Find the word "當年炒合機" in the data. Return every line where it appears.

━━━━━━━━

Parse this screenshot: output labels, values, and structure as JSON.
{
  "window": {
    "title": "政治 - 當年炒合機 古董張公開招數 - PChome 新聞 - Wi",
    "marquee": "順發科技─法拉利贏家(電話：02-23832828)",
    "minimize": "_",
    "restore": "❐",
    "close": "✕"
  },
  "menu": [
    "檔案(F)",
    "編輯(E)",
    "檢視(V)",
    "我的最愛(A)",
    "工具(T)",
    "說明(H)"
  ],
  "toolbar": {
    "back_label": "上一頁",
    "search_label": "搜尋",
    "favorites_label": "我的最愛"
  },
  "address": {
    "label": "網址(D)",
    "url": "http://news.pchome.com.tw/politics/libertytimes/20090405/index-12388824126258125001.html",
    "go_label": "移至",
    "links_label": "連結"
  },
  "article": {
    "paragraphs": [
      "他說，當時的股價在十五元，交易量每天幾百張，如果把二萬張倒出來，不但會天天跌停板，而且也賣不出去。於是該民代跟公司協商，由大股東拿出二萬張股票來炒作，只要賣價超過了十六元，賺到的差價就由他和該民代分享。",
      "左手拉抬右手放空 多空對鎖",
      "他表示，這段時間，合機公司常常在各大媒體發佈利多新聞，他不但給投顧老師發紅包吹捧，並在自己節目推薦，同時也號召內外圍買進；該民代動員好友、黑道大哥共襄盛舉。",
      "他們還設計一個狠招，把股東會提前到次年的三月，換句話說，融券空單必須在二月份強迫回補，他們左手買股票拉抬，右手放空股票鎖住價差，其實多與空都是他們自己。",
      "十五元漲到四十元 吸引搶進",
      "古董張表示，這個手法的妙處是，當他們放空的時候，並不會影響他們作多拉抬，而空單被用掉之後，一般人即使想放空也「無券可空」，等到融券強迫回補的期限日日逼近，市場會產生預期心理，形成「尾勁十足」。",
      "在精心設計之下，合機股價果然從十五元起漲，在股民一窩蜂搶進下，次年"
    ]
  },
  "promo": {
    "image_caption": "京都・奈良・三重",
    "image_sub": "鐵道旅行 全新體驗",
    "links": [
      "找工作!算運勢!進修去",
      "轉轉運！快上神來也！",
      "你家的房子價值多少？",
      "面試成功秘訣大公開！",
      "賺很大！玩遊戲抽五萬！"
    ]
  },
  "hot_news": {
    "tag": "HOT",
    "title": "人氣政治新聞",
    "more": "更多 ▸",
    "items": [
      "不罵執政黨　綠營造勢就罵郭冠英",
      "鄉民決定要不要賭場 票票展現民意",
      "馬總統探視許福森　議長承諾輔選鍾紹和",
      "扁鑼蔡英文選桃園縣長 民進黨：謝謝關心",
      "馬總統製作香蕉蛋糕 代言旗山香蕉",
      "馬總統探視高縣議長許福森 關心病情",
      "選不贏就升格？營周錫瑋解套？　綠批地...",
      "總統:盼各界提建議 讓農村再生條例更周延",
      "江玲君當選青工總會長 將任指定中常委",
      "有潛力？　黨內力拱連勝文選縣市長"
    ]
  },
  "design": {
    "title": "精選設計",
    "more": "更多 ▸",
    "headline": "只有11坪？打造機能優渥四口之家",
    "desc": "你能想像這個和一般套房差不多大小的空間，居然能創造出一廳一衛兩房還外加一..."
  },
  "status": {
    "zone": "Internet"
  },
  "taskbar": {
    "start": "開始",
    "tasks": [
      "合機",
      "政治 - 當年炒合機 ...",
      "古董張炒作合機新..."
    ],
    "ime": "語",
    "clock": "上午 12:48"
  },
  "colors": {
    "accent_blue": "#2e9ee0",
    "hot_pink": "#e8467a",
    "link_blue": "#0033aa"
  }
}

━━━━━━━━

## TASK SOLUTION
    "title": "政治 - 當年炒合機 古董張公開招數 - PChome 新聞 - Wi",
      "政治 - 當年炒合機 ...",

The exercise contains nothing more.